The GOI enacted a new Mining Law on January 12, 2009. This law is expected to provide greater certainty for investment in the industry. Under Law No. 4/2009, a company will be given a mining business license (IUP) instead of the previous Contract of Work. All new mining licenses will be granted through a tender. Although the tender process will slow down the process for developing new mining projects, it will ensure that brokers are not allowed to qualify for a mining license. Unlike the previous mining law, the new law allows foreign investors to hold up to 100% of the shares of an Indonesian mining company. However, under Government Regulation No. 23/2010, the foreign shareholders of an IUP must divest 20% of their shares after five years of production. The central government and local governments have the first priority to purchase these shares. The maximum area for a mining permit has been increased significantly. For coal mining exploration, the maximum allowable area is 50,000 ha, and 15,000 ha for coal mining production. For mineral mining the maximum allowable area for exploration is 100.000 ha and 25.000 ha for production. A mining concession will be given for 20 years, which can be extended by another 10 years, with a maximum of two extensions. The law also prohibits mining companies from exporting unprocessed ore, and states that mining companies must refine the mined product in Indonesia starting five years after the enactment of the new law (2014).

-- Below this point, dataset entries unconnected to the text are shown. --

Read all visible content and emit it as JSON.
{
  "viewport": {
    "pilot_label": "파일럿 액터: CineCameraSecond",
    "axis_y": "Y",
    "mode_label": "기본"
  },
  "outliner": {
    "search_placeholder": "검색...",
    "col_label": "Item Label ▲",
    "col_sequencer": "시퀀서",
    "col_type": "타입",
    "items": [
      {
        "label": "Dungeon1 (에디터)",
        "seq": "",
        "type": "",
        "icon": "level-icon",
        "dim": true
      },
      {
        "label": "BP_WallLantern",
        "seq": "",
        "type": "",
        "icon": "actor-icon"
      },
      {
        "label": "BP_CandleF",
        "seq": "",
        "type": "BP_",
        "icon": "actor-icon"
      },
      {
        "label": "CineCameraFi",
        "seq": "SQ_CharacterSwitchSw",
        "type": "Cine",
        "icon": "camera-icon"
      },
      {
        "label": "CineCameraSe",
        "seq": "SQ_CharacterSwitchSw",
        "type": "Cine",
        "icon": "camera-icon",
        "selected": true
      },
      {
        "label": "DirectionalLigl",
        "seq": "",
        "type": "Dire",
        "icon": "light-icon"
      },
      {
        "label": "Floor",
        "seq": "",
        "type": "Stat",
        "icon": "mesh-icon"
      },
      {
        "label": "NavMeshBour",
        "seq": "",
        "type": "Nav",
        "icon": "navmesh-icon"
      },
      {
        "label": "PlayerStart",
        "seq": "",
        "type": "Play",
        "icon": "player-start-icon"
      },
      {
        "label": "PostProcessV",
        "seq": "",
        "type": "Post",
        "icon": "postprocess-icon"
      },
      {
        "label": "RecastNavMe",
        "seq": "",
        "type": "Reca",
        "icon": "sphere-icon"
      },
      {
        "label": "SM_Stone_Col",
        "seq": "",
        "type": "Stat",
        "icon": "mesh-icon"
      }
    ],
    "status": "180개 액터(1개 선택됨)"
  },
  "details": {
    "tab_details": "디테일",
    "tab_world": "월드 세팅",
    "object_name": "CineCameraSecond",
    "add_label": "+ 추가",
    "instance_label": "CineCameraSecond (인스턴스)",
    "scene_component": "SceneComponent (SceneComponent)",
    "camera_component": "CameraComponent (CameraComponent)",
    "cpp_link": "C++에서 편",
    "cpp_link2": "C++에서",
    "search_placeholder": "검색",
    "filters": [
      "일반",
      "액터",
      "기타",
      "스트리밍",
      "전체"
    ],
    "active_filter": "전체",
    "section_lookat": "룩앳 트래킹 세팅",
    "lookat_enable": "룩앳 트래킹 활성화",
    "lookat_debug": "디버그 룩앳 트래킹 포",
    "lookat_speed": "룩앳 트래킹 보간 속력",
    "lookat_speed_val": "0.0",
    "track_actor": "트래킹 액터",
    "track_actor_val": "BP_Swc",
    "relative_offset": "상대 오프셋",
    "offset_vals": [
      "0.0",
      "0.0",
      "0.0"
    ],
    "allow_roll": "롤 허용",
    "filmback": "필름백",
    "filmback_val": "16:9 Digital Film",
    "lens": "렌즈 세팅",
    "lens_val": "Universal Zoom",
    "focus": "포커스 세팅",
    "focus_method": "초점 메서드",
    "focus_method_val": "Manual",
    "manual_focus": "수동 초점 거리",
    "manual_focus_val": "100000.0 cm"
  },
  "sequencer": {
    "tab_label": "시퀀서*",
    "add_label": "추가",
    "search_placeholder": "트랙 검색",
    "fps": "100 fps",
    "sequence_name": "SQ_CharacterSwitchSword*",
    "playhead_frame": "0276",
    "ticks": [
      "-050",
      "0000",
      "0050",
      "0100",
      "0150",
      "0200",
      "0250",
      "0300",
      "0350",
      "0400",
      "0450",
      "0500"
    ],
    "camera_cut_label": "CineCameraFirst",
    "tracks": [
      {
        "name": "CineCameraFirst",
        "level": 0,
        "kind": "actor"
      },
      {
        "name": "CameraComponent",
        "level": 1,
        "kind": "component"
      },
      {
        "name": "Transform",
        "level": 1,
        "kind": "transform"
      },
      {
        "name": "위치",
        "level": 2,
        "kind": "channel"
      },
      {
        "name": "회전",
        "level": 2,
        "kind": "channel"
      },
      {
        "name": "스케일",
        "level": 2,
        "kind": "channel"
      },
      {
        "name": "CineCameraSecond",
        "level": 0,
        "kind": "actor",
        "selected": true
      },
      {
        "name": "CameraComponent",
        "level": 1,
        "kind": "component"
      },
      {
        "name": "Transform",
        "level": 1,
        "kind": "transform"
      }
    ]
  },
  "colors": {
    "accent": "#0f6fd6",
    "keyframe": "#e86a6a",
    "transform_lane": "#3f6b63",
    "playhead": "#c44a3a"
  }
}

In 2010, the mineral and coal industry is still expanding as the demand for mining products like coal, tin, nickel, copper, iron ore and aluminum also increase with the improvement of the global economy. The price increase on several mineral commodities in the world market has made many mining companies to increase their production capacities. The table below shows that most mineral production for 2010 was higher than 2008 production levels.
In 2009, investment in the mining industry reached $1.81 billion, an increased from the 2008 figure of $1.654 billion. In 2010, investment increased drastically to $3.186 billion. The government estimates that investment in 2011 will increase to $3.5 billion, supported by greater certainty after the GOI issued new mining regulations. The government had issued several regulations attached to the new mining and coal law in 2010. The implementation regulations, covering mining areas, coal and mineral businesses, mining supervision, reclamation and post mining issues, are expected to provide legal certainty and increase investors’ confidence in developing their mining projects.
There are significant opportunities for the supply of various mining equipment and services to be utilized in various stages of mining operations including but not limited to:
- Drilling equipment and parts,
- Trucks, moving and hauling equipment, excavators, front end loaders,
- Milling and processing equipment such as conveyors, sub mills, cyclones, crushers,
- Consumables such as pumps, chemicals and reagents, filtration equipment, explosives,
- Mine safety equipment,
- Replacement parts, and,
- Ancillary services such as equipment repair and maintenance, and mine rehabilitation.
Several mining companies will continue to implement part of their investment plans in 2011. Under the new law, mining companies must refine their ore in Indonesia before they can export. In order to comply with the new regulation, at least 10 mining companies plan to build smelting plants in Indonesia. PT Nusantara Smelting will build a nickel smelting plant in Bontang, East Kalimantan with a total investment of $1.04
billion. PT Smelting Gresik will build a $1.4 billion copper refinery plant in Gresik, East Java. PT Aneka Tambang, the state-owned mining company, will build three aluminum smelting plants in West Kalimantan ($250 million), in Bintan ($500 million) and in South Kalimantan ($60 million). Each of these provides opportunities for American service and product suppliers.